* _Exercise prompt_: The answer should be each line from the entries below that has the word "content" in it.

* _Data to examine_:
=== Begin Enclosure ===
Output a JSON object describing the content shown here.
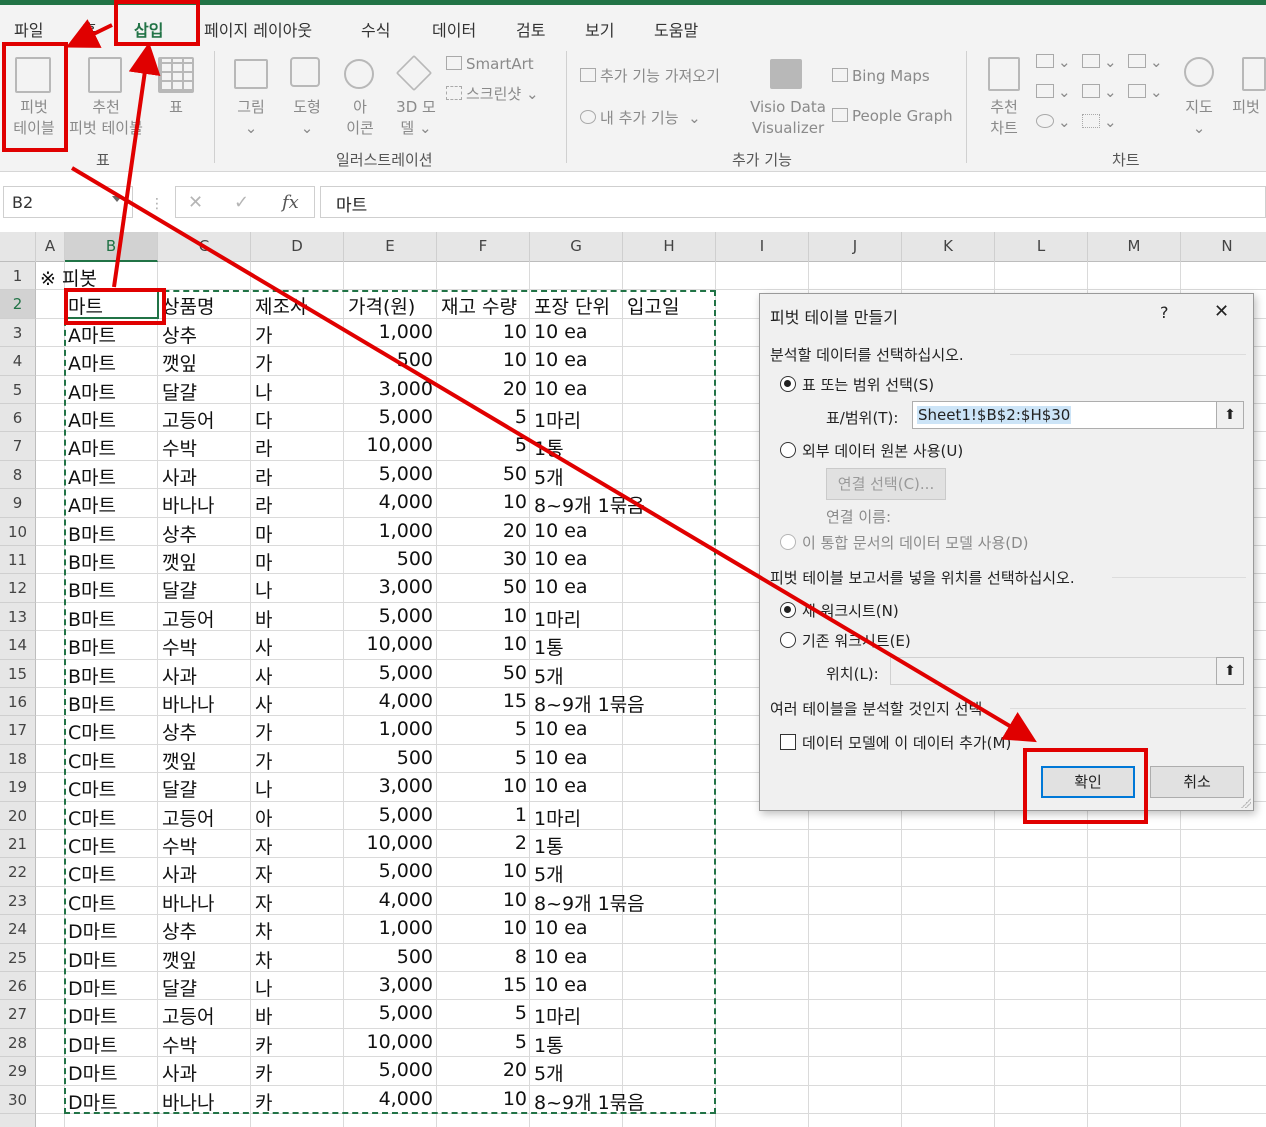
{
  "ribbon_tabs": [
    "파일",
    "홈",
    "삽입",
    "페이지 레이아웃",
    "수식",
    "데이터",
    "검토",
    "보기",
    "도움말"
  ],
  "ribbon": {
    "pivot_table": [
      "피벗",
      "테이블"
    ],
    "recommended_pivot": [
      "추천",
      "피벗 테이블"
    ],
    "table": "표",
    "group_table": "표",
    "picture": "그림",
    "shapes": "도형",
    "icons": [
      "아",
      "이콘"
    ],
    "models_3d": [
      "3D 모",
      "델"
    ],
    "smartart": "SmartArt",
    "screenshot": "스크린샷",
    "group_illustrations": "일러스트레이션",
    "get_addins": "추가 기능 가져오기",
    "my_addins": "내 추가 기능",
    "visio": [
      "Visio Data",
      "Visualizer"
    ],
    "bing_maps": "Bing Maps",
    "people_graph": "People Graph",
    "group_addins": "추가 기능",
    "recommended_charts": [
      "추천",
      "차트"
    ],
    "group_charts": "차트",
    "maps": "지도",
    "pivot_chart": "피벗"
  },
  "formula_bar": {
    "name_box": "B2",
    "cancel": "✕",
    "enter": "✓",
    "fx": "fx",
    "content": "마트"
  },
  "columns": [
    "A",
    "B",
    "C",
    "D",
    "E",
    "F",
    "G",
    "H",
    "I",
    "J",
    "K",
    "L",
    "M",
    "N"
  ],
  "row1_note": "※ 피봇",
  "headers": [
    "마트",
    "상품명",
    "제조사",
    "가격(원)",
    "재고 수량",
    "포장 단위",
    "입고일"
  ],
  "rows": [
    [
      "A마트",
      "상추",
      "가",
      "1,000",
      "10",
      "10 ea"
    ],
    [
      "A마트",
      "깻잎",
      "가",
      "500",
      "10",
      "10 ea"
    ],
    [
      "A마트",
      "달걀",
      "나",
      "3,000",
      "20",
      "10 ea"
    ],
    [
      "A마트",
      "고등어",
      "다",
      "5,000",
      "5",
      "1마리"
    ],
    [
      "A마트",
      "수박",
      "라",
      "10,000",
      "5",
      "1통"
    ],
    [
      "A마트",
      "사과",
      "라",
      "5,000",
      "50",
      "5개"
    ],
    [
      "A마트",
      "바나나",
      "라",
      "4,000",
      "10",
      "8~9개 1묶음"
    ],
    [
      "B마트",
      "상추",
      "마",
      "1,000",
      "20",
      "10 ea"
    ],
    [
      "B마트",
      "깻잎",
      "마",
      "500",
      "30",
      "10 ea"
    ],
    [
      "B마트",
      "달걀",
      "나",
      "3,000",
      "50",
      "10 ea"
    ],
    [
      "B마트",
      "고등어",
      "바",
      "5,000",
      "10",
      "1마리"
    ],
    [
      "B마트",
      "수박",
      "사",
      "10,000",
      "10",
      "1통"
    ],
    [
      "B마트",
      "사과",
      "사",
      "5,000",
      "50",
      "5개"
    ],
    [
      "B마트",
      "바나나",
      "사",
      "4,000",
      "15",
      "8~9개 1묶음"
    ],
    [
      "C마트",
      "상추",
      "가",
      "1,000",
      "5",
      "10 ea"
    ],
    [
      "C마트",
      "깻잎",
      "가",
      "500",
      "5",
      "10 ea"
    ],
    [
      "C마트",
      "달걀",
      "나",
      "3,000",
      "10",
      "10 ea"
    ],
    [
      "C마트",
      "고등어",
      "아",
      "5,000",
      "1",
      "1마리"
    ],
    [
      "C마트",
      "수박",
      "자",
      "10,000",
      "2",
      "1통"
    ],
    [
      "C마트",
      "사과",
      "자",
      "5,000",
      "10",
      "5개"
    ],
    [
      "C마트",
      "바나나",
      "자",
      "4,000",
      "10",
      "8~9개 1묶음"
    ],
    [
      "D마트",
      "상추",
      "차",
      "1,000",
      "10",
      "10 ea"
    ],
    [
      "D마트",
      "깻잎",
      "차",
      "500",
      "8",
      "10 ea"
    ],
    [
      "D마트",
      "달걀",
      "나",
      "3,000",
      "15",
      "10 ea"
    ],
    [
      "D마트",
      "고등어",
      "바",
      "5,000",
      "5",
      "1마리"
    ],
    [
      "D마트",
      "수박",
      "카",
      "10,000",
      "5",
      "1통"
    ],
    [
      "D마트",
      "사과",
      "카",
      "5,000",
      "20",
      "5개"
    ],
    [
      "D마트",
      "바나나",
      "카",
      "4,000",
      "10",
      "8~9개 1묶음"
    ]
  ],
  "dialog": {
    "title": "피벗 테이블 만들기",
    "help": "?",
    "close": "✕",
    "section1": "분석할 데이터를 선택하십시오.",
    "opt_table_range": "표 또는 범위 선택(S)",
    "table_range_label": "표/범위(T):",
    "table_range_value": "Sheet1!$B$2:$H$30",
    "opt_external": "외부 데이터 원본 사용(U)",
    "choose_connection": "연결 선택(C)...",
    "connection_name": "연결 이름:",
    "opt_data_model": "이 통합 문서의 데이터 모델 사용(D)",
    "section2": "피벗 테이블 보고서를 넣을 위치를 선택하십시오.",
    "opt_new_sheet": "새 워크시트(N)",
    "opt_existing_sheet": "기존 워크시트(E)",
    "location_label": "위치(L):",
    "section3": "여러 테이블을 분석할 것인지 선택",
    "add_to_model": "데이터 모델에 이 데이터 추가(M)",
    "ok": "확인",
    "cancel": "취소"
  },
  "colors": {
    "excel_green": "#217346",
    "highlight_red": "#e00000",
    "focus_blue": "#0078d7"
  }
}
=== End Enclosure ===
* _Solution for this problem_:
Output a JSON object describing the content shown here.
    "content": "마트"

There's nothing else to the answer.